There are programs that I like, like PBS—I mean, my grandkids watch PBS, they like to watch Sesame Street. You know, I just don't think we can afford to borrow money from China to pay for things we absolutely don't have to do. So in the case of PBS, I'd tell them to get advertisers or more contributors, but the government is not going to pick up the bill by borrowing money.This isn't a new position for Mitt Romney—he said nearly the exact same thing last December:
"We're not going to kill Big Bird," Romney said. "But Big Bird is going to have advertisements. Alright?"I'm sure parents will absolutely love having their kids get bombarded with McDonald's and Fruit Loops and Oreos ads during Sesame Street. That's a small price to pay for eliminating a 0.01 percent chunk of the federal budget. Well, actually less than that, because while public broadcasting overall gets roughly $445 million, that's split among NPR, PBS, local affiliates, and programs like Sesame Street.

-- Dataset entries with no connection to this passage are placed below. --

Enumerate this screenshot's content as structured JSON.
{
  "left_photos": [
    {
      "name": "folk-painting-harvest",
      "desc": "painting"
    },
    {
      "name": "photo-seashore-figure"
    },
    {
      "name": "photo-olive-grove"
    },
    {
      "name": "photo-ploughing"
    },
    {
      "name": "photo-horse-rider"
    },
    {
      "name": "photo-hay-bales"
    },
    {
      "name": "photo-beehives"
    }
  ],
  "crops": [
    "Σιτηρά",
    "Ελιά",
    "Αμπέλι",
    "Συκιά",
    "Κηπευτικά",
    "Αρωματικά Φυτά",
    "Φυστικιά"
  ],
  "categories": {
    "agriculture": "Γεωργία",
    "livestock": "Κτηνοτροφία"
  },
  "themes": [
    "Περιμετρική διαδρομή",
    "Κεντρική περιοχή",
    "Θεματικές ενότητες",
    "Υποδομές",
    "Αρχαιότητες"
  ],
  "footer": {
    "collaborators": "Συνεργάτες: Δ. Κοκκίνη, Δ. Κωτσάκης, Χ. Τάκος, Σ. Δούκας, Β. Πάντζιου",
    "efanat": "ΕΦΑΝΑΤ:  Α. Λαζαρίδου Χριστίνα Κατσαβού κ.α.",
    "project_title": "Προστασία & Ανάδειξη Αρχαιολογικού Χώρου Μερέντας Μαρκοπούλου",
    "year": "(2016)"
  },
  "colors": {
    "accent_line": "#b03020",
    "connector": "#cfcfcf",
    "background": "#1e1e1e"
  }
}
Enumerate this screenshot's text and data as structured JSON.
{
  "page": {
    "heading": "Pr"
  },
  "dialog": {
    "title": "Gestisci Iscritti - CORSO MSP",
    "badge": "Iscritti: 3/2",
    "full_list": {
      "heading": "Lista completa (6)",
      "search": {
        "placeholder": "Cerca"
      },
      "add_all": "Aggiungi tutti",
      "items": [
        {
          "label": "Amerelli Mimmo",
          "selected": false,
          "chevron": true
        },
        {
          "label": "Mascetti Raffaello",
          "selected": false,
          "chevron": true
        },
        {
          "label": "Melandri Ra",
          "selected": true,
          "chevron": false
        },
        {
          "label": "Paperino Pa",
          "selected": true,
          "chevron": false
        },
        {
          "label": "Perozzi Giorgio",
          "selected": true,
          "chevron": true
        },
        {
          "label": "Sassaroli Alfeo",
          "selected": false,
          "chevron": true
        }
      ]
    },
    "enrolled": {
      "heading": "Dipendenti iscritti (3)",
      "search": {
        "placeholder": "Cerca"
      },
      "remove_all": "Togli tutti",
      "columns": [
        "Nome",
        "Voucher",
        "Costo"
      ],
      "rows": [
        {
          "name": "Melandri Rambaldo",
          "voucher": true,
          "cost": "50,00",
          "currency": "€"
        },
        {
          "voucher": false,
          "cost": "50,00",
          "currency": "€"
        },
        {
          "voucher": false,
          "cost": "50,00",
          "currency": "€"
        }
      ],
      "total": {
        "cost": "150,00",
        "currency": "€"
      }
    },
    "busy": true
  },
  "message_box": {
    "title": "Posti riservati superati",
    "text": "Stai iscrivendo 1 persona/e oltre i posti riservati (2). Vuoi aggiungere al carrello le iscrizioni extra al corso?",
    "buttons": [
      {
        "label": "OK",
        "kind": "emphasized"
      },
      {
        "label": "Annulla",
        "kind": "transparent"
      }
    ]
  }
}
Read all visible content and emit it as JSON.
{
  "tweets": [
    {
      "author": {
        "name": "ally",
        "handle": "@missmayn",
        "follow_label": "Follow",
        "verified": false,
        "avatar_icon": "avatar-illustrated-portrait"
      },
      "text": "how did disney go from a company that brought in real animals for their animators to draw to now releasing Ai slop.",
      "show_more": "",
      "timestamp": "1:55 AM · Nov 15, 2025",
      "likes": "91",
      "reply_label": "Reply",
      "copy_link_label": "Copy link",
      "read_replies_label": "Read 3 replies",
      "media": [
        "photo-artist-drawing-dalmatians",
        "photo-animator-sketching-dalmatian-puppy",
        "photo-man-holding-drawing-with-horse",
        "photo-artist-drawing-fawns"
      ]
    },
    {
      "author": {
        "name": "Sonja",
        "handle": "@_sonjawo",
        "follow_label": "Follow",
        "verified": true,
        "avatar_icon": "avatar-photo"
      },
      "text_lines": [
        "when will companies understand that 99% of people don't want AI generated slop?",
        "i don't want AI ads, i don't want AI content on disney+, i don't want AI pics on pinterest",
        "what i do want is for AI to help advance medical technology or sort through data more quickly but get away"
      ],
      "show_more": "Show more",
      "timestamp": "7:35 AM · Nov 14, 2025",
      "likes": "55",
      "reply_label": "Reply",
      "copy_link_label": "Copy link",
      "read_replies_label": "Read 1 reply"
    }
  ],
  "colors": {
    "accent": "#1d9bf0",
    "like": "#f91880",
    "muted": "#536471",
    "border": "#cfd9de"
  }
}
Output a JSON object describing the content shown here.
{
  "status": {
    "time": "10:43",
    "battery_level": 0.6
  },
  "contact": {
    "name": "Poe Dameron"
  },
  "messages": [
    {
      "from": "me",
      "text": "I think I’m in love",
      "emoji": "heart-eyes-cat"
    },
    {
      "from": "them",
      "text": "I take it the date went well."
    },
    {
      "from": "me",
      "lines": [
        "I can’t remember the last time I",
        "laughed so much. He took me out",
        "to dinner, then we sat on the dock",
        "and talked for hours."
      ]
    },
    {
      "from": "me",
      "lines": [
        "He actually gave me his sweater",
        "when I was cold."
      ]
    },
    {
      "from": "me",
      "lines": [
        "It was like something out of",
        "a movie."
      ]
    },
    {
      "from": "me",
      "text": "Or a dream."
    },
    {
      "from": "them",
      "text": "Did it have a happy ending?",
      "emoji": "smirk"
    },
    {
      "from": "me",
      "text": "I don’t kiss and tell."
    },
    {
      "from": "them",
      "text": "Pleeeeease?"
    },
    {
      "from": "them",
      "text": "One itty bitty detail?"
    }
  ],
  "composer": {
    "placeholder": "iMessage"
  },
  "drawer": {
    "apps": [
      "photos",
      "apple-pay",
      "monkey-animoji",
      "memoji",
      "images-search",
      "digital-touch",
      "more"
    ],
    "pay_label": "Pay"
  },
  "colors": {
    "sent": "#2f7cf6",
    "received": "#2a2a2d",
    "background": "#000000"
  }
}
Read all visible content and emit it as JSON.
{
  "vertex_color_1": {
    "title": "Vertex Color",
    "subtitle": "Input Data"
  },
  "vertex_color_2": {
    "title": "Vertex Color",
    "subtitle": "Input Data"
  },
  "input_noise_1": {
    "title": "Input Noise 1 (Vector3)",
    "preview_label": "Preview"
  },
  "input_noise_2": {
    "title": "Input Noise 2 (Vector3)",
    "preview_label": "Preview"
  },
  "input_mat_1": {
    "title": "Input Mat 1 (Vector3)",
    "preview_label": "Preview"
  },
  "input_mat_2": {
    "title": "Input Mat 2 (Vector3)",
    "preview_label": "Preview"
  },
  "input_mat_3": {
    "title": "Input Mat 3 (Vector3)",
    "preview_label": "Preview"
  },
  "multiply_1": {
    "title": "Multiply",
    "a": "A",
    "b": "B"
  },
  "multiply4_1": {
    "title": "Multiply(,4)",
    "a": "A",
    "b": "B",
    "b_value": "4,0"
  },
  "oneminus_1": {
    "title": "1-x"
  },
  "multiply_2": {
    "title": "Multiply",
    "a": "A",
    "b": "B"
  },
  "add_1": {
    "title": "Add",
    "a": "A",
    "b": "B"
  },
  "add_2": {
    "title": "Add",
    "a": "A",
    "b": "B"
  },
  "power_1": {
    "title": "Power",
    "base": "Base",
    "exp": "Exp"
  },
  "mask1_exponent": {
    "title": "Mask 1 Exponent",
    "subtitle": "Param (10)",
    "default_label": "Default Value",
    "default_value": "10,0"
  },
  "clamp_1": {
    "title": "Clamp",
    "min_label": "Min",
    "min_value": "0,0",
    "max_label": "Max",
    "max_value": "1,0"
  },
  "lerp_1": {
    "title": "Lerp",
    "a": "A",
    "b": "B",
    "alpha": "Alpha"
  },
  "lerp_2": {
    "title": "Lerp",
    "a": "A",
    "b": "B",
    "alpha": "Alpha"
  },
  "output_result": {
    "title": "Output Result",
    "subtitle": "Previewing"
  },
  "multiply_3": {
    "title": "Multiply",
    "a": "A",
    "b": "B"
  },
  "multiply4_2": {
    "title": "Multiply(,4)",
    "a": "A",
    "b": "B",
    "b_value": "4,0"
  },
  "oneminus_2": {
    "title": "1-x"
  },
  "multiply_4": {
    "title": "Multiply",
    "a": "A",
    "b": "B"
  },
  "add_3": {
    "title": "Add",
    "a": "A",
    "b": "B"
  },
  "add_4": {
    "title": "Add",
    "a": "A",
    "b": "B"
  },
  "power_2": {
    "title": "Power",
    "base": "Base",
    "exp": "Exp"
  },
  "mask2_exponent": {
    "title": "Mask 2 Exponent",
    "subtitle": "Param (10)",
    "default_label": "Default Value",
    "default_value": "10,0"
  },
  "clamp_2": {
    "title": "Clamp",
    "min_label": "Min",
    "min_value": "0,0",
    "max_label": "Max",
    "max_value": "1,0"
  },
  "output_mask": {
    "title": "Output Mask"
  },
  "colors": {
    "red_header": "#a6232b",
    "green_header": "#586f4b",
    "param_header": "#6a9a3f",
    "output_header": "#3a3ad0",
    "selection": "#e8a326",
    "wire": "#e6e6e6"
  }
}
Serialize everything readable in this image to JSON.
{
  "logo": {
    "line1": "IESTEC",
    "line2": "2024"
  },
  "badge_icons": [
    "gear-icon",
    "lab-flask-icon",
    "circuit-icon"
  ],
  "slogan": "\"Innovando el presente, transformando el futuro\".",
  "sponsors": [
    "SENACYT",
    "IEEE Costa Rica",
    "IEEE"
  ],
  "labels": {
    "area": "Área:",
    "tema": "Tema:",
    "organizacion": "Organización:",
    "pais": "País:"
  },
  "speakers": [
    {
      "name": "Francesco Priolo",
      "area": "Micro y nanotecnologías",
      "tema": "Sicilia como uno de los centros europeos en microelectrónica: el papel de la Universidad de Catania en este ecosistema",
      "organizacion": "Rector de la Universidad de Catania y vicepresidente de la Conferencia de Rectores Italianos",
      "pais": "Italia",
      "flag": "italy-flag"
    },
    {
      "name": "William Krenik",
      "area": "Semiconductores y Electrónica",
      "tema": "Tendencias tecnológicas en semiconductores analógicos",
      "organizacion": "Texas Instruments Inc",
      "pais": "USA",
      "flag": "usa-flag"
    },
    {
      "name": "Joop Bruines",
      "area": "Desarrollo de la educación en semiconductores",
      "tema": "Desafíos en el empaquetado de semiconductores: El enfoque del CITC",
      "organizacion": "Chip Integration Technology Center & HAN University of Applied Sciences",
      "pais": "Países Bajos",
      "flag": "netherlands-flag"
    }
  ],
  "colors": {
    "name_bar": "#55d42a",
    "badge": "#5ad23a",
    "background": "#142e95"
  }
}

But hey, at least Mitt Romney is getting specific about his deficit plan. Of course, given that it would eliminate less than one tenth of one percent of the deficit, it's not that impressive a plan.